The electric force between two charged objects depends on the attraction between the relative abundance of electrons in one object and protons in the other, or on the repulsion of an overabundance of like particles in both. Oftentimes, this force arises from the transfer of electrons from one of the objects to another. A balloon attracting hair after they're rubbed together is one example, as is the formation of salt.
The electric force is vastly important and is an essential component in the behavior and existence of matter, according to the HyperPhysics site by Georgia State University. Electrons are held in their orbits around atoms by the electric force between them and the protons in the nucleus. In every case where electric charges, and thus electric forces, arise, there are unequal numbers of electrons and protons in an object or in one region of an object. This inequality is the charge, and it is attractive to the opposite charge and repulsive to the same charge.

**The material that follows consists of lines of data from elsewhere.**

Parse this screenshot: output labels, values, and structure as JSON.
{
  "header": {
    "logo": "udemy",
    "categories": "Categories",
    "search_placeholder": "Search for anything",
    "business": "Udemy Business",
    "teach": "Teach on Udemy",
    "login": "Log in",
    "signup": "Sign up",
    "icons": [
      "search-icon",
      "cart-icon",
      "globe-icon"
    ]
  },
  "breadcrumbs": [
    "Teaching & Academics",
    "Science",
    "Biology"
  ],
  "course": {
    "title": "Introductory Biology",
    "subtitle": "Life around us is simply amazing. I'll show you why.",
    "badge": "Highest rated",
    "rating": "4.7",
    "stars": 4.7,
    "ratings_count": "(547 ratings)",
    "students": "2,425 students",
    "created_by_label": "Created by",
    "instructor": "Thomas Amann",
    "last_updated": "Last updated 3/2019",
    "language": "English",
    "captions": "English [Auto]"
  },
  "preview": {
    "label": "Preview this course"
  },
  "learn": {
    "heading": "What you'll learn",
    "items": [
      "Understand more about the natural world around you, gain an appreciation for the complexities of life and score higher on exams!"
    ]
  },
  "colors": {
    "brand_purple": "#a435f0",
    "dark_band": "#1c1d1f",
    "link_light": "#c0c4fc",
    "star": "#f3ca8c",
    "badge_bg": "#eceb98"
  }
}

The only known phase of matter not dominated by electric forces is plasma, where thermal or other energy is so intense that charged particles are dissociated from each other and move relatively freely in respect to one another. In all states of lower energy, the electric force is strong enough to force electrons and protons into associations with one another.